The funny-looking window design has a practical purpose: it doesn't look like any other widely-used window design, which means that when you used SK8 to create a Mac application, the SK8 tools always looked distinct from all of the application windows that were under development.
The funny-looking windows are notable in another way: their non-rectangular outlines required a custom code resource (a WDEF), which you could write in Lisp with MCL.
As with all of the other environments illustrated in these slides, there are lots of details that are not obvious from the image. This sample screen shows someone in the middle of constructing a working giant scrollbar by snapping together boxes and arrows and editing scripts attached to them.
SK8 was very direct-manipulation-oriented. You could do a lot of stuff by dragging objects onto the screen, snapping them together, and opening inspectors to edit visual properties, event-handlers, and attached behaviors. You could grab an arbitrary screen object and drop it into a message box to get an expression that, when evaluated, yielded a reference to the dropped object.
It did a lot with containment--for example, you could put objects on the screen by adding them to a container called the Stage, and there was a containment hierarchy that routed events to handlers. The model was extremely flexible; for example, you can see in the Script Editor that the programmer wants an event to set the fillcolor of rj1 to green, but Dave Yost (one of the SK8 authors) used to like to demonstrate setting the fillcolor to a Clint Eastwood movie, which would then begin playing in the background of the targeted object.
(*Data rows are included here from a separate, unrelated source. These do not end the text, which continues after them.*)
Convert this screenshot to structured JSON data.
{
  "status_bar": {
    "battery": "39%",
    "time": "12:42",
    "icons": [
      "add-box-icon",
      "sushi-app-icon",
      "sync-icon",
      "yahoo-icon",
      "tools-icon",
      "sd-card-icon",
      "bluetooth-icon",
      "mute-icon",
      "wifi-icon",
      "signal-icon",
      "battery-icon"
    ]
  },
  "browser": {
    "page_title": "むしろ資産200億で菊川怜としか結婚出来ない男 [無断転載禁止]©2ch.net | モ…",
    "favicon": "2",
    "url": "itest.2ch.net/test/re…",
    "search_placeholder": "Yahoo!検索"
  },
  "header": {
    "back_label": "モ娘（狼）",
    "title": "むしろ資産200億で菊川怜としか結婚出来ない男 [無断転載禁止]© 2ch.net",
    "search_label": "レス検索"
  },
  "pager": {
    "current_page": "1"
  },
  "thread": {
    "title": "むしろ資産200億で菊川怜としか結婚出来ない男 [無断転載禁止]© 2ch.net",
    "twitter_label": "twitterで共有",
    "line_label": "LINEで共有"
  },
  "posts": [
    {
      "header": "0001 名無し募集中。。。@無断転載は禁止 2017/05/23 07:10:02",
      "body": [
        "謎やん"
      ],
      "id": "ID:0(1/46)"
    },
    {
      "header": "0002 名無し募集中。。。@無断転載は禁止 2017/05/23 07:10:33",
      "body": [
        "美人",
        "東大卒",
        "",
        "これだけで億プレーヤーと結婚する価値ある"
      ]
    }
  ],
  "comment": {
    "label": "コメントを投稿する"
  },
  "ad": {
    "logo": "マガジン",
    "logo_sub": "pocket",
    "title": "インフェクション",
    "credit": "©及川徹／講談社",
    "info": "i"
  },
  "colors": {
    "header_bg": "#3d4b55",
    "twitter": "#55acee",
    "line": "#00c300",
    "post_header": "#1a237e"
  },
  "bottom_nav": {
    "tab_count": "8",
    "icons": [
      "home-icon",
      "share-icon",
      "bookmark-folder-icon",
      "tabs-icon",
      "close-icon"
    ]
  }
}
I haven't downloaded it and looked at it.
One of the slides at that URL has Dave Yost's Clint Eastwood fillColor displayed in it. :-)
I think you can run it as long as you have a PPC machine. Perhaps one of the Mac OS emulators that emulates the PPC could do it, too, if you had the ROM files.
In case you're not familiar with ROM files, the old Mac OS, before OSX, was not really an operating system in the usual sense; it was really a large subroutine library, the bulk of which was burned into ROMs in Apple hardware. Emulators for the old Mac OS need to have working copies of the contents of those ROMs in order to run the Mac OS. ROM files are a little bit inconvenient to come by unless you have an old working Mac and a tool for copying the ROMs.
Way back in 2004 I proposed an open-source project to build a new SK8-like environment, and even got buy-in from some of the original developers and users of SK8. Then I got terribly sick and didn't work on anything at all for a couple of years. When I finally began to work again, it was with a lot less energy and ambition than I'd had before.
If you want to build it you'll need a working copy of MCL and a PPC mac. The requirements may be slightly narrower than that. SK8 had some low-level bits that might rely on some details of the Mac System version or hardware. I don't rememberenough of the details anymore, but you might need to try a few different PPC models and system versions. System 7 or 8 is probably a decent bet, as is any mac hardware that was shipped with it.
borland turbo range?
Trying to build a better programming environment and platform for algorithmic trading